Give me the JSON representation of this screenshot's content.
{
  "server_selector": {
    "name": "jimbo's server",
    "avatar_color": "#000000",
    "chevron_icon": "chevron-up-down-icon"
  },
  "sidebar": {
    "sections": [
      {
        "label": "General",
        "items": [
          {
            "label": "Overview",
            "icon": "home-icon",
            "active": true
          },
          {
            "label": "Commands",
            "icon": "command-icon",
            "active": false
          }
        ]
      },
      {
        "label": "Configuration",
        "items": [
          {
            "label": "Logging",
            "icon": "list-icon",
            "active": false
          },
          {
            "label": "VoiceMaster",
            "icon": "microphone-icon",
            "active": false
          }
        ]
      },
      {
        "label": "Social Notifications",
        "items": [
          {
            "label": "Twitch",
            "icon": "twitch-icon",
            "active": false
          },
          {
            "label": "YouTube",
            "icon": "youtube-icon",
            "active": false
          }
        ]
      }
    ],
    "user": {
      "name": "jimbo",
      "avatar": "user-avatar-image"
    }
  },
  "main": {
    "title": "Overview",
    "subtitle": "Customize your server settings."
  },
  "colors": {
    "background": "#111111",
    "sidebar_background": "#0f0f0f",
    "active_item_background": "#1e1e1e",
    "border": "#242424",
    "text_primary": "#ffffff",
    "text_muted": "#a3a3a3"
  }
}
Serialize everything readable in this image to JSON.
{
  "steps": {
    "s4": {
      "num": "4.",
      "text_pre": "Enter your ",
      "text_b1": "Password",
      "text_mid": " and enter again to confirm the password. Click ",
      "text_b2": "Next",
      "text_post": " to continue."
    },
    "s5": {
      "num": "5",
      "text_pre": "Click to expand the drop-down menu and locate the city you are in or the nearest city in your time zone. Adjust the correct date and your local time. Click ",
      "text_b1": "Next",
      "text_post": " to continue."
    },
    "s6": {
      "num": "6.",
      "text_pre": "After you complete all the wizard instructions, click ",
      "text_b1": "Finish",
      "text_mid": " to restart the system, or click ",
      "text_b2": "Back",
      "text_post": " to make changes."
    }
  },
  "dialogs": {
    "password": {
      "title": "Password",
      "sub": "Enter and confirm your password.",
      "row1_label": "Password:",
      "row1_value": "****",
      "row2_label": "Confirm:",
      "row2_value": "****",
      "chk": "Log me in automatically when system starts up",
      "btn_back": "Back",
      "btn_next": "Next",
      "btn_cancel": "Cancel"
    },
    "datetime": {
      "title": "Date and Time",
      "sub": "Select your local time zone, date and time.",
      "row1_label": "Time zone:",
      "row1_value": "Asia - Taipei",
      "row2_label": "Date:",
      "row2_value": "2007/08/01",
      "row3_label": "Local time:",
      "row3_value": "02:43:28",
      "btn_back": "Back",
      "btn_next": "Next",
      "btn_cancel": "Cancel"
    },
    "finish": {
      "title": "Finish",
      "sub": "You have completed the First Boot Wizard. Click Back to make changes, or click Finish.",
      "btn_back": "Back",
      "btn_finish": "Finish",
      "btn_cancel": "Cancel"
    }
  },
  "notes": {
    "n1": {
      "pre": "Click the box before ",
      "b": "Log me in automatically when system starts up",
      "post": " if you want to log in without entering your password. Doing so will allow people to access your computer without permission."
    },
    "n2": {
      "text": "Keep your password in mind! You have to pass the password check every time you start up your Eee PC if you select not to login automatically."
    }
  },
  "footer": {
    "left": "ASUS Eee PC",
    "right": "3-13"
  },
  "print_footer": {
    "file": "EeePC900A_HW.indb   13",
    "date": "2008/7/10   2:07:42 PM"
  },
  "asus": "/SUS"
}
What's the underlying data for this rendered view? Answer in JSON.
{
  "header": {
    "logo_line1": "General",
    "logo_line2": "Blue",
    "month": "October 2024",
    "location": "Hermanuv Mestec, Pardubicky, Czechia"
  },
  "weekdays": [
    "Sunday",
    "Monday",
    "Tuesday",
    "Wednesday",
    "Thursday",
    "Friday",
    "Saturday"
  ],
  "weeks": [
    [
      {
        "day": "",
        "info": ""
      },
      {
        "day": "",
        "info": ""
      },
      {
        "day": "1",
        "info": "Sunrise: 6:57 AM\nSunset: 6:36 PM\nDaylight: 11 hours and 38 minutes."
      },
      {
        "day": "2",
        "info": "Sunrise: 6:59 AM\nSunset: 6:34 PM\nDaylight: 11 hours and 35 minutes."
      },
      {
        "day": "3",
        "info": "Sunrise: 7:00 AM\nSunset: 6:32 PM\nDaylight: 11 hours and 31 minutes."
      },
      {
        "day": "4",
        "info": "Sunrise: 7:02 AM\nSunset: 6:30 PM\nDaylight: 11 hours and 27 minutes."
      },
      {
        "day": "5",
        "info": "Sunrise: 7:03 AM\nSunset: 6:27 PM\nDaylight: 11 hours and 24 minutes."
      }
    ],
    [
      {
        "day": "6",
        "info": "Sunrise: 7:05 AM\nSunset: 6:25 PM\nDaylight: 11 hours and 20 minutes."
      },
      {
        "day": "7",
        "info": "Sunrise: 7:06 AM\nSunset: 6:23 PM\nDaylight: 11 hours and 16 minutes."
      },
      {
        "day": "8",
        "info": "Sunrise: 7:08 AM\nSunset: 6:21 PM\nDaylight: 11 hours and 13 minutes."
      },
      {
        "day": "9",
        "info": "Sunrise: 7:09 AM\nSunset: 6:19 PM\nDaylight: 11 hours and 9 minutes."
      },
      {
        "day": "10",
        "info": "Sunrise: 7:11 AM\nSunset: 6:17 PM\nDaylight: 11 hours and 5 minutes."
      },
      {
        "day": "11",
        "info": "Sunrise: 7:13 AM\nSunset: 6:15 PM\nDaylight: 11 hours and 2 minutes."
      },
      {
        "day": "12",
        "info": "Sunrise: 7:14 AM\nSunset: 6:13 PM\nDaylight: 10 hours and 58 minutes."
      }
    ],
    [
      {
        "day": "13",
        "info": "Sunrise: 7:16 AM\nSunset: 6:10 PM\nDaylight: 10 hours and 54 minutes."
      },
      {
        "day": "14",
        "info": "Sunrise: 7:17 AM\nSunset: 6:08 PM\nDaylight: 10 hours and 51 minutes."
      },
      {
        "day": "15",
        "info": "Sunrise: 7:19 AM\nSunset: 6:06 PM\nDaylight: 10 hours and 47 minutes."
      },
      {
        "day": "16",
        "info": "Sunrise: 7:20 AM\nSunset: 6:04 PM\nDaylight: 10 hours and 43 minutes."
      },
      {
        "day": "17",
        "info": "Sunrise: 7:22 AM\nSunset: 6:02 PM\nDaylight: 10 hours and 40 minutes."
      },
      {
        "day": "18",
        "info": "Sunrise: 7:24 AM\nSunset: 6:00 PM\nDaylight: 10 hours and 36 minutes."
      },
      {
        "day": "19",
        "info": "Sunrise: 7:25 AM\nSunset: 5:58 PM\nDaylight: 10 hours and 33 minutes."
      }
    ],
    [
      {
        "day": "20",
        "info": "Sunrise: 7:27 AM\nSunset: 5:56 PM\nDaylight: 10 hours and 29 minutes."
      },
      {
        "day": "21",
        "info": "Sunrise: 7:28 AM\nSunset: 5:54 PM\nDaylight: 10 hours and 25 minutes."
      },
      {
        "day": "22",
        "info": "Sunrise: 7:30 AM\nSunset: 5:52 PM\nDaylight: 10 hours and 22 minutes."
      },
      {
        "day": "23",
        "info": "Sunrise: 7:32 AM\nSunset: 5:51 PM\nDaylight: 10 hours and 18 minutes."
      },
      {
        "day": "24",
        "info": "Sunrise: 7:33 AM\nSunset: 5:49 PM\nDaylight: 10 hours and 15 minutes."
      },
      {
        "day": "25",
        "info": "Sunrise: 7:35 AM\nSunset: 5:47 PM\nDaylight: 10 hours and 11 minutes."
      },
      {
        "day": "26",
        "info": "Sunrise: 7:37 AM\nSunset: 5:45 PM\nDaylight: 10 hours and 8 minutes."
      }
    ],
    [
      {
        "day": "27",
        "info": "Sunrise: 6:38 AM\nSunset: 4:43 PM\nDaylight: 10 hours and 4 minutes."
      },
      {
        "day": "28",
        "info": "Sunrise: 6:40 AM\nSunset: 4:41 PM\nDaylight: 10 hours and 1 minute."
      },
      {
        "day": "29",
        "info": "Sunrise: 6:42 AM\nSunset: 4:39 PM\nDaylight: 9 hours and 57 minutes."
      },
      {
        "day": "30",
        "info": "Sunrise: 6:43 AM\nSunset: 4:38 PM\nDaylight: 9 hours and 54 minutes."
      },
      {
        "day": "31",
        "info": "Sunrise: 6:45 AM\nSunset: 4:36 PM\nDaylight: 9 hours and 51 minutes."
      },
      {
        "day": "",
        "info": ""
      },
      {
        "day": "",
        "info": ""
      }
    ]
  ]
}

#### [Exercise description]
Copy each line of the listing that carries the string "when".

#### [Response to this task]
      "chk": "Log me in automatically when system starts up",
      "b": "Log me in automatically when system starts up",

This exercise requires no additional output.